US7063519 *Jul 2, 2003Jun 20, 2006R & D Dynamics CorporationMotor driven centrifugal compressor/blower
US7297661Nov 13, 2002Nov 20, 2007Baker Hughes IncorporatedSynthetic base fluid for enhancing the results of crude oil characterization analyses
US7573165 *Sep 9, 2005Aug 11, 2009Ingersoll-Rand European Sales LimitedCompressor and driving motor assembly
US7768166 *Dec 6, 2005Aug 3, 2010Magnetic Applications, Inc.Compact high power alternator
US8018108Feb 9, 2009Sep 13, 2011Magnetic Applications, Inc.Compact high power alternator
US8093772Aug 2, 2010Jan 10, 2012Magnetic Applications, Inc.Controller for AC generator
US8207642 *Aug 2, 2010Jun 26, 2012Magnetic Applications Inc.Compact high power alternator
US8624455 *Nov 24, 2009Jan 7, 2014Siemens AktiengesellschaftElectrical motor having rotor support shield
US20030119679 *Nov 13, 2002Jun 26, 2003Beyer Timothy MartinSynthetic base fluid for enhancing the results of crude oil characterization analyses
US20040005228 *Jul 2, 2003Jan 8, 2004R & D Dynamics CorporationMotor driven centrifugal compressor/blower
US20040189126 *Sep 5, 2002Sep 30, 2004Maurice BrunetModular system for suspending and rotating a rotary shaft
US20060014647 *Jul 14, 2005Jan 19, 2006Baker Hughes IncorporatedSynthetic base fluid for enhancing the results of crude oil characterization analyses
US20060056996 *Sep 9, 2005Mar 16, 2006Ingersoll-Rand CompanyCompressor and driving motor assembly
US20060091761 *Dec 6, 2005May 4, 2006Lafontaine Charles YCompact high power alternator
US20070183705 *Feb 9, 2006Aug 9, 2007Delaney Larry WBearing retention clamp
US20090200884 *Feb 9, 2009Aug 13, 2009Lafontaine Charles YCompact high power alternator
US20110025143 *Feb 3, 2011Scott Harold CController for ac generator
US20110025152 *Aug 2, 2010Feb 3, 2011Lafontaine Charles YCompact high power alternator
US20110254395 *Nov 24, 2009Oct 20, 2011Siemens AktiengesellschaftElectrical motor having rotor support shield
CN102256750B *Nov 24, 2009Jun 3, 2015西门子公司Electrical motor having rotor support shield
WO2010072497A2Nov 24, 2009Jul 1, 2010Siemens AktiengesellschaftElectrical motor having rotor support shield

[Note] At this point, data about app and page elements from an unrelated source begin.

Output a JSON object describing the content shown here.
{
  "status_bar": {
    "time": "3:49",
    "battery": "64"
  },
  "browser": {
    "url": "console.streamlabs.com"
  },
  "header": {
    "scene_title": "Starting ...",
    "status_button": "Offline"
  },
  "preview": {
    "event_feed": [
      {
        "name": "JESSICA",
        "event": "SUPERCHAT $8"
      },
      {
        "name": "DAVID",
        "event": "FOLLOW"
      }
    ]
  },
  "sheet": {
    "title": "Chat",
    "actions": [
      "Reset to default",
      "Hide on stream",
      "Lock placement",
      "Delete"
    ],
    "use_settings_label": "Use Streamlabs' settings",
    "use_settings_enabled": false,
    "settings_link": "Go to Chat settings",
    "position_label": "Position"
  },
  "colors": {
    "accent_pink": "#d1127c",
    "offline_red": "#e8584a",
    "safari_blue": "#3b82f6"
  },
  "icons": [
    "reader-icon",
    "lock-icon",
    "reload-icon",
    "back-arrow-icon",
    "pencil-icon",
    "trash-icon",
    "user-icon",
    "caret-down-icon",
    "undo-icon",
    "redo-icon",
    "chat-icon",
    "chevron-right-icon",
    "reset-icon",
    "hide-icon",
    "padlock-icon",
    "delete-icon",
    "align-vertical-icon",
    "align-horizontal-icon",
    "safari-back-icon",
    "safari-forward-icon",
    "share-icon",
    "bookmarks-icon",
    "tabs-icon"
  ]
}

Classifications
U.S. Classification310/90, 310/89
International ClassificationH02K5/173
Cooperative ClassificationH02K5/1732
European ClassificationH02K5/173C